Task directions:
The listing below must be copied exactly and in full.

[Given data — start]

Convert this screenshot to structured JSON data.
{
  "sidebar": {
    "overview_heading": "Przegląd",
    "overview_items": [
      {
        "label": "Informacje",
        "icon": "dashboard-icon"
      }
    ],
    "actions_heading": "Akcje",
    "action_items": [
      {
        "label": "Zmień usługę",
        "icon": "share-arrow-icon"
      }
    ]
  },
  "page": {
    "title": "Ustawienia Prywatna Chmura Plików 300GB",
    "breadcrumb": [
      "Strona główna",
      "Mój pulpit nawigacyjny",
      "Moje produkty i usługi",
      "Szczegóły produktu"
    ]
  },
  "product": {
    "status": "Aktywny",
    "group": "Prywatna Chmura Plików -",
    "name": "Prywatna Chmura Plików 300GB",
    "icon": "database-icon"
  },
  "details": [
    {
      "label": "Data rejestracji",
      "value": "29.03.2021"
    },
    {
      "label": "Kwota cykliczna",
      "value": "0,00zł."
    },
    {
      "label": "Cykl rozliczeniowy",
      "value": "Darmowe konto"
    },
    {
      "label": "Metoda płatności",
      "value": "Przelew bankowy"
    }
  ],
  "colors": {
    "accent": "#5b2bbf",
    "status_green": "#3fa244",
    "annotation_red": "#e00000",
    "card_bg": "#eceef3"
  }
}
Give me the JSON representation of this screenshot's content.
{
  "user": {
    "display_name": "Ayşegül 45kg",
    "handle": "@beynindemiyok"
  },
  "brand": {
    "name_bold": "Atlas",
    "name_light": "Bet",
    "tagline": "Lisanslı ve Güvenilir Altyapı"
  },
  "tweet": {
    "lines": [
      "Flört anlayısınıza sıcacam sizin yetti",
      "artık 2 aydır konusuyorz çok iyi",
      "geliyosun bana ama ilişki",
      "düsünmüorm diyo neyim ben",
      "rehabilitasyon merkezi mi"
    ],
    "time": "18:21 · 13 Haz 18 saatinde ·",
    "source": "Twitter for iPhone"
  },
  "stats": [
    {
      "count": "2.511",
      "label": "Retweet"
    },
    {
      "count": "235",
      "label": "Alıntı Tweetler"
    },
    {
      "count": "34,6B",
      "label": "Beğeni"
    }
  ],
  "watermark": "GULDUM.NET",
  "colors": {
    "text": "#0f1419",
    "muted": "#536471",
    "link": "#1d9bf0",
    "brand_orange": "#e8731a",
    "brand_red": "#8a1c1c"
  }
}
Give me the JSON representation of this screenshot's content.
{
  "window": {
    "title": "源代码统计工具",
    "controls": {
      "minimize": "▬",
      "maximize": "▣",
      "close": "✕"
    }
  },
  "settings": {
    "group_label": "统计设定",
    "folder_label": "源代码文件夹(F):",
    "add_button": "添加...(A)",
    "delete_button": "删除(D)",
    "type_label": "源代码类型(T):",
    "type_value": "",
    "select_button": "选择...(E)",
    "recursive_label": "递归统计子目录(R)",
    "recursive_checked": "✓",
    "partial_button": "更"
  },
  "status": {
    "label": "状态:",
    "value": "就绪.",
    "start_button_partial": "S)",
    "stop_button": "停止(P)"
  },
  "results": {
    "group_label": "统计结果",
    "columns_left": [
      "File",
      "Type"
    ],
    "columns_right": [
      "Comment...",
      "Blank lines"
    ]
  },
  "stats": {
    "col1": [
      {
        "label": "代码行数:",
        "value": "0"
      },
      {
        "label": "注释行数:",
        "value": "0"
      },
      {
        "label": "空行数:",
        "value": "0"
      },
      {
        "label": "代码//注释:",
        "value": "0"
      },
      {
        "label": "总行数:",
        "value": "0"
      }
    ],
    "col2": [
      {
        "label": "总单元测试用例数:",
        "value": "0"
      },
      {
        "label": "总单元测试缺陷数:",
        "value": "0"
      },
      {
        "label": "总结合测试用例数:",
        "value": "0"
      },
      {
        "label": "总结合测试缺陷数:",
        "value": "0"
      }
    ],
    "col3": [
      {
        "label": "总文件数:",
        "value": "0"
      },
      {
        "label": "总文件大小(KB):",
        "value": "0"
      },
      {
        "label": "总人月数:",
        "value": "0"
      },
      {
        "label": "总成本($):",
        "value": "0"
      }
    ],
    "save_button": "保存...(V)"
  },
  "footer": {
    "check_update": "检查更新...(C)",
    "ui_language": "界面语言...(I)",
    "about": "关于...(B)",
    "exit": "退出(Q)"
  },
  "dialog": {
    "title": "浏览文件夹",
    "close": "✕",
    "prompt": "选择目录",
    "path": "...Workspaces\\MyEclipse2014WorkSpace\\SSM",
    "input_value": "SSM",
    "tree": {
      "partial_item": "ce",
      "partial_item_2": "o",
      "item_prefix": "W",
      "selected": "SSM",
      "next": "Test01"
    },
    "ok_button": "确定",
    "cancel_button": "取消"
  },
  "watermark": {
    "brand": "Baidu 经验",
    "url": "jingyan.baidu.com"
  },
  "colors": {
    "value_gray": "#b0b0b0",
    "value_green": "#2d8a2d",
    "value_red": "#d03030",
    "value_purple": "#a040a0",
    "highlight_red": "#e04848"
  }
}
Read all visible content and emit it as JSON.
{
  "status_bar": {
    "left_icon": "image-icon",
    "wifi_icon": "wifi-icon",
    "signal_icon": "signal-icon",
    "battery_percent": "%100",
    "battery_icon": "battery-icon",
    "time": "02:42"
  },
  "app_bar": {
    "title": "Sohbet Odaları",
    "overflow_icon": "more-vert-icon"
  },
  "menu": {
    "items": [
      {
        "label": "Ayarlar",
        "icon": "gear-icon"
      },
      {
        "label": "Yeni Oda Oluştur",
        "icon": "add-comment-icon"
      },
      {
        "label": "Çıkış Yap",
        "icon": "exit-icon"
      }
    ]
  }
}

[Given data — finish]

Answer space:
Convert this screenshot to structured JSON data.
{
  "sidebar": {
    "overview_heading": "Przegląd",
    "overview_items": [
      {
        "label": "Informacje",
        "icon": "dashboard-icon"
      }
    ],
    "actions_heading": "Akcje",
    "action_items": [
      {
        "label": "Zmień usługę",
        "icon": "share-arrow-icon"
      }
    ]
  },
  "page": {
    "title": "Ustawienia Prywatna Chmura Plików 300GB",
    "breadcrumb": [
      "Strona główna",
      "Mój pulpit nawigacyjny",
      "Moje produkty i usługi",
      "Szczegóły produktu"
    ]
  },
  "product": {
    "status": "Aktywny",
    "group": "Prywatna Chmura Plików -",
    "name": "Prywatna Chmura Plików 300GB",
    "icon": "database-icon"
  },
  "details": [
    {
      "label": "Data rejestracji",
      "value": "29.03.2021"
    },
    {
      "label": "Kwota cykliczna",
      "value": "0,00zł."
    },
    {
      "label": "Cykl rozliczeniowy",
      "value": "Darmowe konto"
    },
    {
      "label": "Metoda płatności",
      "value": "Przelew bankowy"
    }
  ],
  "colors": {
    "accent": "#5b2bbf",
    "status_green": "#3fa244",
    "annotation_red": "#e00000",
    "card_bg": "#eceef3"
  }
}
Give me the JSON representation of this screenshot's content.
{
  "user": {
    "display_name": "Ayşegül 45kg",
    "handle": "@beynindemiyok"
  },
  "brand": {
    "name_bold": "Atlas",
    "name_light": "Bet",
    "tagline": "Lisanslı ve Güvenilir Altyapı"
  },
  "tweet": {
    "lines": [
      "Flört anlayısınıza sıcacam sizin yetti",
      "artık 2 aydır konusuyorz çok iyi",
      "geliyosun bana ama ilişki",
      "düsünmüorm diyo neyim ben",
      "rehabilitasyon merkezi mi"
    ],
    "time": "18:21 · 13 Haz 18 saatinde ·",
    "source": "Twitter for iPhone"
  },
  "stats": [
    {
      "count": "2.511",
      "label": "Retweet"
    },
    {
      "count": "235",
      "label": "Alıntı Tweetler"
    },
    {
      "count": "34,6B",
      "label": "Beğeni"
    }
  ],
  "watermark": "GULDUM.NET",
  "colors": {
    "text": "#0f1419",
    "muted": "#536471",
    "link": "#1d9bf0",
    "brand_orange": "#e8731a",
    "brand_red": "#8a1c1c"
  }
}
Give me the JSON representation of this screenshot's content.
{
  "window": {
    "title": "源代码统计工具",
    "controls": {
      "minimize": "▬",
      "maximize": "▣",
      "close": "✕"
    }
  },
  "settings": {
    "group_label": "统计设定",
    "folder_label": "源代码文件夹(F):",
    "add_button": "添加...(A)",
    "delete_button": "删除(D)",
    "type_label": "源代码类型(T):",
    "type_value": "",
    "select_button": "选择...(E)",
    "recursive_label": "递归统计子目录(R)",
    "recursive_checked": "✓",
    "partial_button": "更"
  },
  "status": {
    "label": "状态:",
    "value": "就绪.",
    "start_button_partial": "S)",
    "stop_button": "停止(P)"
  },
  "results": {
    "group_label": "统计结果",
    "columns_left": [
      "File",
      "Type"
    ],
    "columns_right": [
      "Comment...",
      "Blank lines"
    ]
  },
  "stats": {
    "col1": [
      {
        "label": "代码行数:",
        "value": "0"
      },
      {
        "label": "注释行数:",
        "value": "0"
      },
      {
        "label": "空行数:",
        "value": "0"
      },
      {
        "label": "代码//注释:",
        "value": "0"
      },
      {
        "label": "总行数:",
        "value": "0"
      }
    ],
    "col2": [
      {
        "label": "总单元测试用例数:",
        "value": "0"
      },
      {
        "label": "总单元测试缺陷数:",
        "value": "0"
      },
      {
        "label": "总结合测试用例数:",
        "value": "0"
      },
      {
        "label": "总结合测试缺陷数:",
        "value": "0"
      }
    ],
    "col3": [
      {
        "label": "总文件数:",
        "value": "0"
      },
      {
        "label": "总文件大小(KB):",
        "value": "0"
      },
      {
        "label": "总人月数:",
        "value": "0"
      },
      {
        "label": "总成本($):",
        "value": "0"
      }
    ],
    "save_button": "保存...(V)"
  },
  "footer": {
    "check_update": "检查更新...(C)",
    "ui_language": "界面语言...(I)",
    "about": "关于...(B)",
    "exit": "退出(Q)"
  },
  "dialog": {
    "title": "浏览文件夹",
    "close": "✕",
    "prompt": "选择目录",
    "path": "...Workspaces\\MyEclipse2014WorkSpace\\SSM",
    "input_value": "SSM",
    "tree": {
      "partial_item": "ce",
      "partial_item_2": "o",
      "item_prefix": "W",
      "selected": "SSM",
      "next": "Test01"
    },
    "ok_button": "确定",
    "cancel_button": "取消"
  },
  "watermark": {
    "brand": "Baidu 经验",
    "url": "jingyan.baidu.com"
  },
  "colors": {
    "value_gray": "#b0b0b0",
    "value_green": "#2d8a2d",
    "value_red": "#d03030",
    "value_purple": "#a040a0",
    "highlight_red": "#e04848"
  }
}
Read all visible content and emit it as JSON.
{
  "status_bar": {
    "left_icon": "image-icon",
    "wifi_icon": "wifi-icon",
    "signal_icon": "signal-icon",
    "battery_percent": "%100",
    "battery_icon": "battery-icon",
    "time": "02:42"
  },
  "app_bar": {
    "title": "Sohbet Odaları",
    "overflow_icon": "more-vert-icon"
  },
  "menu": {
    "items": [
      {
        "label": "Ayarlar",
        "icon": "gear-icon"
      },
      {
        "label": "Yeni Oda Oluştur",
        "icon": "add-comment-icon"
      },
      {
        "label": "Çıkış Yap",
        "icon": "exit-icon"
      }
    ]
  }
}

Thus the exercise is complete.